§ Work to complete
All of the data that follows is to be printed exactly, without pictures.

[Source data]
◆ ◆ ◆ ◆ ◆ ◆ ◆

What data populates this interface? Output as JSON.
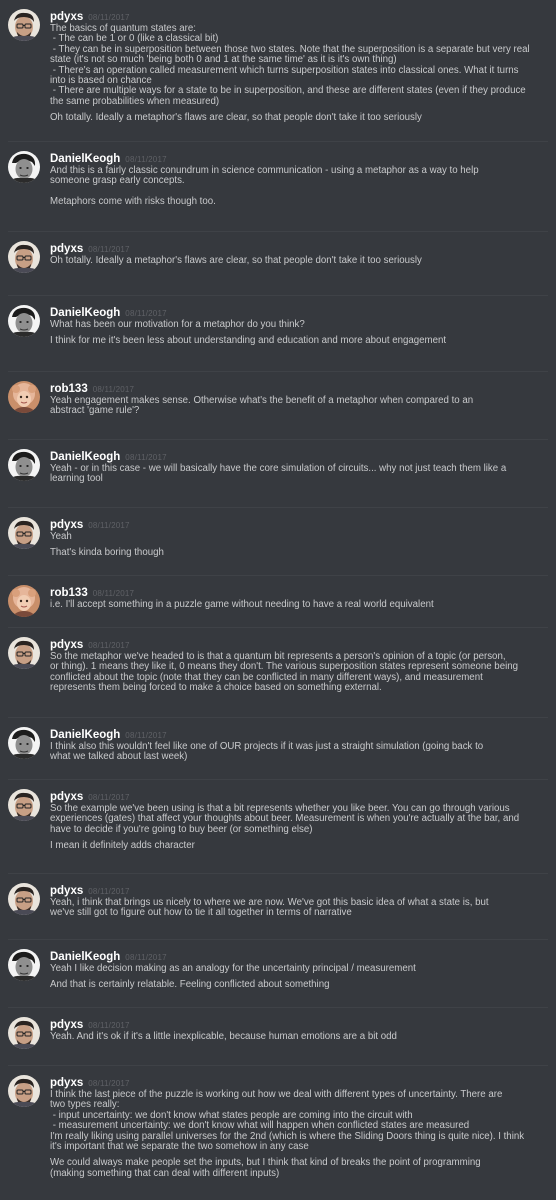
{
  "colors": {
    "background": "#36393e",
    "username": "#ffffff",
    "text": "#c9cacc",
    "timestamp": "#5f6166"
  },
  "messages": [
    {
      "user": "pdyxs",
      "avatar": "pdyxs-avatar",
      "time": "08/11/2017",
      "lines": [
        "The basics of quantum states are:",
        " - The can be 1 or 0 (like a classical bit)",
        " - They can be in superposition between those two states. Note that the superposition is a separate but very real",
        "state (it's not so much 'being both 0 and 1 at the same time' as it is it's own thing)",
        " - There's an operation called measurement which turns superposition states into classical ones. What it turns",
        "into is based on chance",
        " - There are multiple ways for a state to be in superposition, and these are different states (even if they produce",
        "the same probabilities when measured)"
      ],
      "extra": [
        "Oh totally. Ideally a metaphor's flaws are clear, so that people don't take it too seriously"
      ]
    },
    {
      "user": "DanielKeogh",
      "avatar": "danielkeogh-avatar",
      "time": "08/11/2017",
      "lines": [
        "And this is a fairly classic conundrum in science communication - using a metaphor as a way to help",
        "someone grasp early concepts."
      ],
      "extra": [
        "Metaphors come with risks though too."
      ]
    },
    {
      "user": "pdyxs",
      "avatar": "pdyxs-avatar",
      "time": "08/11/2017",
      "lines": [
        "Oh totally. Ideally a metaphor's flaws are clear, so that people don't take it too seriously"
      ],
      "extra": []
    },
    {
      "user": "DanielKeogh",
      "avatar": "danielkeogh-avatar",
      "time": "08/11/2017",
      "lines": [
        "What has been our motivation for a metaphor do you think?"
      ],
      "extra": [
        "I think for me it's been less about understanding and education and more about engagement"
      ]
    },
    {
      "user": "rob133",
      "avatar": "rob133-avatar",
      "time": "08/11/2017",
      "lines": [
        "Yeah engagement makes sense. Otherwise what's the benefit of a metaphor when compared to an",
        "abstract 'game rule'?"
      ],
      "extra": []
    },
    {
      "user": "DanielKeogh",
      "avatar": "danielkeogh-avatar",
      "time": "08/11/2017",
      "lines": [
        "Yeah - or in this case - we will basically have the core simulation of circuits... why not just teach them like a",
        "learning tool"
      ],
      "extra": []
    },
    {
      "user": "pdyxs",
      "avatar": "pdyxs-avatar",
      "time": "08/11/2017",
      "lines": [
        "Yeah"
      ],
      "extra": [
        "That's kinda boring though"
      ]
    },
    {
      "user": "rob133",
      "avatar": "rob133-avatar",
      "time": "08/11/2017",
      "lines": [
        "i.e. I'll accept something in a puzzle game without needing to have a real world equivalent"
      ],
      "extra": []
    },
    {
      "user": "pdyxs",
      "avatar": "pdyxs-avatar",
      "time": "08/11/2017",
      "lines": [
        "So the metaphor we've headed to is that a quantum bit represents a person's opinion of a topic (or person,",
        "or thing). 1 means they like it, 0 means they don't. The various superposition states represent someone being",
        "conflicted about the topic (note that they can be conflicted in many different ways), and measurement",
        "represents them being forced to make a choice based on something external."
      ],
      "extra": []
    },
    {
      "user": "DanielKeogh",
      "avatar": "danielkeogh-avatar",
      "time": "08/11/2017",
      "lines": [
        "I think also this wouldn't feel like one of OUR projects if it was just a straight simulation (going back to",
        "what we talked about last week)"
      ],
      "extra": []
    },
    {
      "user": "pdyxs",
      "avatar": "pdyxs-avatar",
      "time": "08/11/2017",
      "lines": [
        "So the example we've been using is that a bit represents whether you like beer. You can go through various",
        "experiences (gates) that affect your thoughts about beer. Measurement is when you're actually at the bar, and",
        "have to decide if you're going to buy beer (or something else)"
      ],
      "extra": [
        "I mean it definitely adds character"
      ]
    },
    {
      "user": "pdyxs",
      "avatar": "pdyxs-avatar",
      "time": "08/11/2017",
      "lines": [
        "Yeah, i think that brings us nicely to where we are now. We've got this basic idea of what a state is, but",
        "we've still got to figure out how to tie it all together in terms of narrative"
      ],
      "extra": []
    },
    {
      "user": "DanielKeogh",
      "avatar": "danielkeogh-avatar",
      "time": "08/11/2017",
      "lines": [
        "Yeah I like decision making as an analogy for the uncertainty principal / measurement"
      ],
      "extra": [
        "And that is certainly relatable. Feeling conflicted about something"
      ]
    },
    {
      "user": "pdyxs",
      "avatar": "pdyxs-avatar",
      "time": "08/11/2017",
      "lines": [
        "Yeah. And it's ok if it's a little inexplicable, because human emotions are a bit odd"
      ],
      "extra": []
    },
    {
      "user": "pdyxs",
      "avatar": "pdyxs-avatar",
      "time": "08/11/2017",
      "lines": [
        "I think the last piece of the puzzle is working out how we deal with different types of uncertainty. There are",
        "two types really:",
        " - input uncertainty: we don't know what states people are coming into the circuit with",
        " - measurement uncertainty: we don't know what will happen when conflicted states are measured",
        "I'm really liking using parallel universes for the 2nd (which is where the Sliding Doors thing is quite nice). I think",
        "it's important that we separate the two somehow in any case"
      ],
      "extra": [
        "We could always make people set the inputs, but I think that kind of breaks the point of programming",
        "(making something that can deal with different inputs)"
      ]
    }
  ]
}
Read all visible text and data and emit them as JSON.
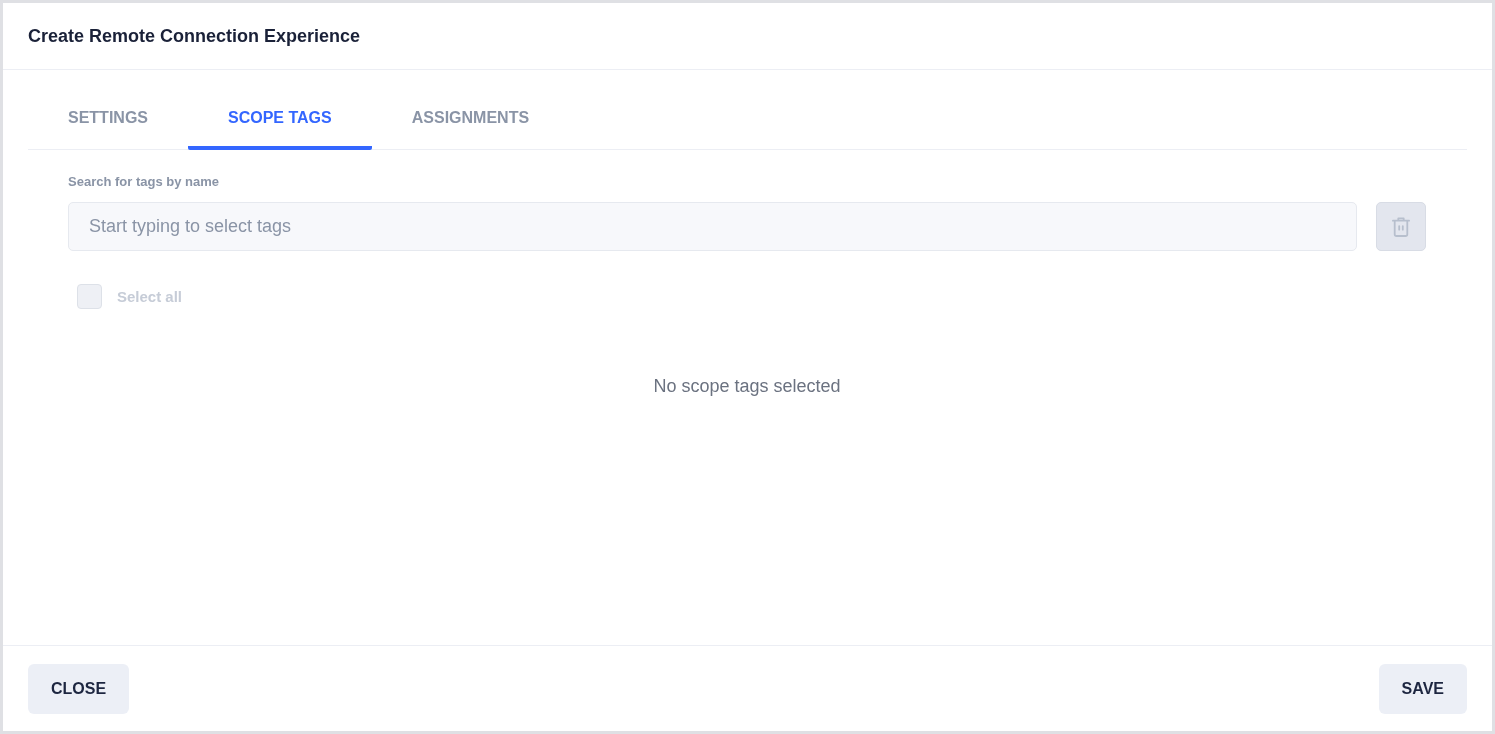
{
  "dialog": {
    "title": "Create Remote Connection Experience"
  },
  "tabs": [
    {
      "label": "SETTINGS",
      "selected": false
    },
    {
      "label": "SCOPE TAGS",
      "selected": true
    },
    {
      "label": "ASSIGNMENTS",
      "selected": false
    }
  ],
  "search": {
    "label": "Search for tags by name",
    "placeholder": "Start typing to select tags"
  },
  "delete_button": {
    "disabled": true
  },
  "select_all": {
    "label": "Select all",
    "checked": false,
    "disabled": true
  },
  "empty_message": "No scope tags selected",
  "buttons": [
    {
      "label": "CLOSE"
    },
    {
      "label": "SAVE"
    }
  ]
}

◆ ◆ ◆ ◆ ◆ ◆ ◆

§ Response below
What data populates this interface? Output as JSON.
{
  "colors": {
    "background": "#36393e",
    "username": "#ffffff",
    "text": "#c9cacc",
    "timestamp": "#5f6166"
  },
  "messages": [
    {
      "user": "pdyxs",
      "avatar": "pdyxs-avatar",
      "time": "08/11/2017",
      "lines": [
        "The basics of quantum states are:",
        " - The can be 1 or 0 (like a classical bit)",
        " - They can be in superposition between those two states. Note that the superposition is a separate but very real",
        "state (it's not so much 'being both 0 and 1 at the same time' as it is it's own thing)",
        " - There's an operation called measurement which turns superposition states into classical ones. What it turns",
        "into is based on chance",
        " - There are multiple ways for a state to be in superposition, and these are different states (even if they produce",
        "the same probabilities when measured)"
      ],
      "extra": [
        "Oh totally. Ideally a metaphor's flaws are clear, so that people don't take it too seriously"
      ]
    },
    {
      "user": "DanielKeogh",
      "avatar": "danielkeogh-avatar",
      "time": "08/11/2017",
      "lines": [
        "And this is a fairly classic conundrum in science communication - using a metaphor as a way to help",
        "someone grasp early concepts."
      ],
      "extra": [
        "Metaphors come with risks though too."
      ]
    },
    {
      "user": "pdyxs",
      "avatar": "pdyxs-avatar",
      "time": "08/11/2017",
      "lines": [
        "Oh totally. Ideally a metaphor's flaws are clear, so that people don't take it too seriously"
      ],
      "extra": []
    },
    {
      "user": "DanielKeogh",
      "avatar": "danielkeogh-avatar",
      "time": "08/11/2017",
      "lines": [
        "What has been our motivation for a metaphor do you think?"
      ],
      "extra": [
        "I think for me it's been less about understanding and education and more about engagement"
      ]
    },
    {
      "user": "rob133",
      "avatar": "rob133-avatar",
      "time": "08/11/2017",
      "lines": [
        "Yeah engagement makes sense. Otherwise what's the benefit of a metaphor when compared to an",
        "abstract 'game rule'?"
      ],
      "extra": []
    },
    {
      "user": "DanielKeogh",
      "avatar": "danielkeogh-avatar",
      "time": "08/11/2017",
      "lines": [
        "Yeah - or in this case - we will basically have the core simulation of circuits... why not just teach them like a",
        "learning tool"
      ],
      "extra": []
    },
    {
      "user": "pdyxs",
      "avatar": "pdyxs-avatar",
      "time": "08/11/2017",
      "lines": [
        "Yeah"
      ],
      "extra": [
        "That's kinda boring though"
      ]
    },
    {
      "user": "rob133",
      "avatar": "rob133-avatar",
      "time": "08/11/2017",
      "lines": [
        "i.e. I'll accept something in a puzzle game without needing to have a real world equivalent"
      ],
      "extra": []
    },
    {
      "user": "pdyxs",
      "avatar": "pdyxs-avatar",
      "time": "08/11/2017",
      "lines": [
        "So the metaphor we've headed to is that a quantum bit represents a person's opinion of a topic (or person,",
        "or thing). 1 means they like it, 0 means they don't. The various superposition states represent someone being",
        "conflicted about the topic (note that they can be conflicted in many different ways), and measurement",
        "represents them being forced to make a choice based on something external."
      ],
      "extra": []
    },
    {
      "user": "DanielKeogh",
      "avatar": "danielkeogh-avatar",
      "time": "08/11/2017",
      "lines": [
        "I think also this wouldn't feel like one of OUR projects if it was just a straight simulation (going back to",
        "what we talked about last week)"
      ],
      "extra": []
    },
    {
      "user": "pdyxs",
      "avatar": "pdyxs-avatar",
      "time": "08/11/2017",
      "lines": [
        "So the example we've been using is that a bit represents whether you like beer. You can go through various",
        "experiences (gates) that affect your thoughts about beer. Measurement is when you're actually at the bar, and",
        "have to decide if you're going to buy beer (or something else)"
      ],
      "extra": [
        "I mean it definitely adds character"
      ]
    },
    {
      "user": "pdyxs",
      "avatar": "pdyxs-avatar",
      "time": "08/11/2017",
      "lines": [
        "Yeah, i think that brings us nicely to where we are now. We've got this basic idea of what a state is, but",
        "we've still got to figure out how to tie it all together in terms of narrative"
      ],
      "extra": []
    },
    {
      "user": "DanielKeogh",
      "avatar": "danielkeogh-avatar",
      "time": "08/11/2017",
      "lines": [
        "Yeah I like decision making as an analogy for the uncertainty principal / measurement"
      ],
      "extra": [
        "And that is certainly relatable. Feeling conflicted about something"
      ]
    },
    {
      "user": "pdyxs",
      "avatar": "pdyxs-avatar",
      "time": "08/11/2017",
      "lines": [
        "Yeah. And it's ok if it's a little inexplicable, because human emotions are a bit odd"
      ],
      "extra": []
    },
    {
      "user": "pdyxs",
      "avatar": "pdyxs-avatar",
      "time": "08/11/2017",
      "lines": [
        "I think the last piece of the puzzle is working out how we deal with different types of uncertainty. There are",
        "two types really:",
        " - input uncertainty: we don't know what states people are coming into the circuit with",
        " - measurement uncertainty: we don't know what will happen when conflicted states are measured",
        "I'm really liking using parallel universes for the 2nd (which is where the Sliding Doors thing is quite nice). I think",
        "it's important that we separate the two somehow in any case"
      ],
      "extra": [
        "We could always make people set the inputs, but I think that kind of breaks the point of programming",
        "(making something that can deal with different inputs)"
      ]
    }
  ]
}
Read all visible text and data and emit them as JSON.
{
  "dialog": {
    "title": "Create Remote Connection Experience"
  },
  "tabs": [
    {
      "label": "SETTINGS",
      "selected": false
    },
    {
      "label": "SCOPE TAGS",
      "selected": true
    },
    {
      "label": "ASSIGNMENTS",
      "selected": false
    }
  ],
  "search": {
    "label": "Search for tags by name",
    "placeholder": "Start typing to select tags"
  },
  "delete_button": {
    "disabled": true
  },
  "select_all": {
    "label": "Select all",
    "checked": false,
    "disabled": true
  },
  "empty_message": "No scope tags selected",
  "buttons": [
    {
      "label": "CLOSE"
    },
    {
      "label": "SAVE"
    }
  ]
}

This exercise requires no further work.